▶ **SOURCE DATA**:
━━━━━━━━━━━━━━━━

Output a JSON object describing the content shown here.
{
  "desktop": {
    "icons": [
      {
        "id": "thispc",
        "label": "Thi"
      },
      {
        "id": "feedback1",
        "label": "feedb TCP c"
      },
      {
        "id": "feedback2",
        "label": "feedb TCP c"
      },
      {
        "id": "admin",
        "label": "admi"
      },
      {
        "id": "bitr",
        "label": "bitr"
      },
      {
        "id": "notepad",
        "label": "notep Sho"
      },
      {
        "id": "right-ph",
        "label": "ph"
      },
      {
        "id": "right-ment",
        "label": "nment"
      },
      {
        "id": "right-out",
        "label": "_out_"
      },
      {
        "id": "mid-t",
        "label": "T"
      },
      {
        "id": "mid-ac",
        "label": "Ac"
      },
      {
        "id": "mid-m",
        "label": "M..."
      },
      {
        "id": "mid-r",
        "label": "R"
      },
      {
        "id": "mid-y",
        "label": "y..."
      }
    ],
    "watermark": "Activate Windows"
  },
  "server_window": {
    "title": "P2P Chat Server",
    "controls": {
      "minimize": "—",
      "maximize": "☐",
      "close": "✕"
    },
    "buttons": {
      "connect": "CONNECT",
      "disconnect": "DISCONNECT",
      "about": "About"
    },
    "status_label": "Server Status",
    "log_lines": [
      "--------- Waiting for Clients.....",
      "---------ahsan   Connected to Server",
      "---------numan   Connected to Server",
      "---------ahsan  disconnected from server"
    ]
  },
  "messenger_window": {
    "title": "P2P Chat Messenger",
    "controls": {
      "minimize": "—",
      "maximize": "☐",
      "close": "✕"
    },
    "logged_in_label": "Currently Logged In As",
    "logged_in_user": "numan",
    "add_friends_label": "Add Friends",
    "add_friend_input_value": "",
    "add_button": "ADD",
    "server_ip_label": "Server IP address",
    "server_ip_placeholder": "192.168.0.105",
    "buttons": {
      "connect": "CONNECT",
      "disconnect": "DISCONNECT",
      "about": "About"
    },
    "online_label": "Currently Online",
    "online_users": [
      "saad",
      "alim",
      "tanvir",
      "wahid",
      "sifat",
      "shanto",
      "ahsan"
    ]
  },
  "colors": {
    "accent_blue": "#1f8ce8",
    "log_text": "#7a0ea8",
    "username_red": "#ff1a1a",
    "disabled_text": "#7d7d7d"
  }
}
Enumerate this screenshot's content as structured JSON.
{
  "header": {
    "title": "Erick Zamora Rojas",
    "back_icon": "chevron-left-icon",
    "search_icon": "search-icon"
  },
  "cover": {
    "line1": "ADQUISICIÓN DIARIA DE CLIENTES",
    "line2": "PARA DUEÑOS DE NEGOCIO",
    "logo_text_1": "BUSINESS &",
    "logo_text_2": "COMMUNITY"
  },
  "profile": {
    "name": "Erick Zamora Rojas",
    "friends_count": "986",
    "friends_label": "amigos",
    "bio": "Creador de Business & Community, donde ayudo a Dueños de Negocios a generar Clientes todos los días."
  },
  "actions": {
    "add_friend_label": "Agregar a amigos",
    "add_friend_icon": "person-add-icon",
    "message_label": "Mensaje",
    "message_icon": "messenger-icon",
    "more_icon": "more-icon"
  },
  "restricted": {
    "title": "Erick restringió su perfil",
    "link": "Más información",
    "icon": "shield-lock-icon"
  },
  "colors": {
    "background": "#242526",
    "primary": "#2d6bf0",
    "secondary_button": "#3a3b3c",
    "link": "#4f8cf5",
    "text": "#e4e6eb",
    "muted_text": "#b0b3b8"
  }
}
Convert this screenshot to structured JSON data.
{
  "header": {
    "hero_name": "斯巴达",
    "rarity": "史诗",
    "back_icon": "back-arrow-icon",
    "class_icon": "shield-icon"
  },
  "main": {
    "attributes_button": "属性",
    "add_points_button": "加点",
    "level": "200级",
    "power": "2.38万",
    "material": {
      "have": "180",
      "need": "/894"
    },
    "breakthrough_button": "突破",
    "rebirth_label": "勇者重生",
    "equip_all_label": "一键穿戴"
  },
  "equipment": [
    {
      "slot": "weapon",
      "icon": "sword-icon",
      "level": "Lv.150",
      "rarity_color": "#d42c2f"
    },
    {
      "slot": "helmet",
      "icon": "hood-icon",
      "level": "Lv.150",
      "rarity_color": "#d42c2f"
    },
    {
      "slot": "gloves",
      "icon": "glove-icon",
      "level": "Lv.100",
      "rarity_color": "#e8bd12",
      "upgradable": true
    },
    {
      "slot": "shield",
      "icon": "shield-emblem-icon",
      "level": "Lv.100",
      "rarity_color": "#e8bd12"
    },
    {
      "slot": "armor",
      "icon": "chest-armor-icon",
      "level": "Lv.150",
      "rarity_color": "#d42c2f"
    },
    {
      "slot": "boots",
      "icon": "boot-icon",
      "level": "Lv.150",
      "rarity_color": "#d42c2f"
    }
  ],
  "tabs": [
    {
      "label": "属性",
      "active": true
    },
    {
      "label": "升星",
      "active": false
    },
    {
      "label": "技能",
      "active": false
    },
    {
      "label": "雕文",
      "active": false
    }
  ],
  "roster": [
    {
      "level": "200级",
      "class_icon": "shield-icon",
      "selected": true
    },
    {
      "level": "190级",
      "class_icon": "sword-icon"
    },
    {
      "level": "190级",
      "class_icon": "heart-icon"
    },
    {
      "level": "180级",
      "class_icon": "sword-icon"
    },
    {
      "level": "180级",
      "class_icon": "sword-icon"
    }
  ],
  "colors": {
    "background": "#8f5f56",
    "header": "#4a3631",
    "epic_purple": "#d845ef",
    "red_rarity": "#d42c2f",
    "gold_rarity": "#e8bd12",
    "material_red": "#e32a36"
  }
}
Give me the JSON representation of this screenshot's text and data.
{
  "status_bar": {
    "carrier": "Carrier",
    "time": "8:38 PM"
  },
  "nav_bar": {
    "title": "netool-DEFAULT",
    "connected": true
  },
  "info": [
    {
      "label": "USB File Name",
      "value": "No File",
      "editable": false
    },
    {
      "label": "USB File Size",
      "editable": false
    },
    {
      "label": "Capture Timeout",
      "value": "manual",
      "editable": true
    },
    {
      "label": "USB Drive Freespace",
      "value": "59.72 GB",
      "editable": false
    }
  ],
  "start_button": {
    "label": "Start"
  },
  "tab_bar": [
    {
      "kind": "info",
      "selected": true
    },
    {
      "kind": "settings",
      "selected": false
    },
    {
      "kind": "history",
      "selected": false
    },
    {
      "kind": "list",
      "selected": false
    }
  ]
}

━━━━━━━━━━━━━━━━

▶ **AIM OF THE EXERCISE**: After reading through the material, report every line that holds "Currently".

▶ **SOLUTION FOR THIS EXERCISE**:
    "logged_in_label": "Currently Logged In As",
    "online_label": "Currently Online",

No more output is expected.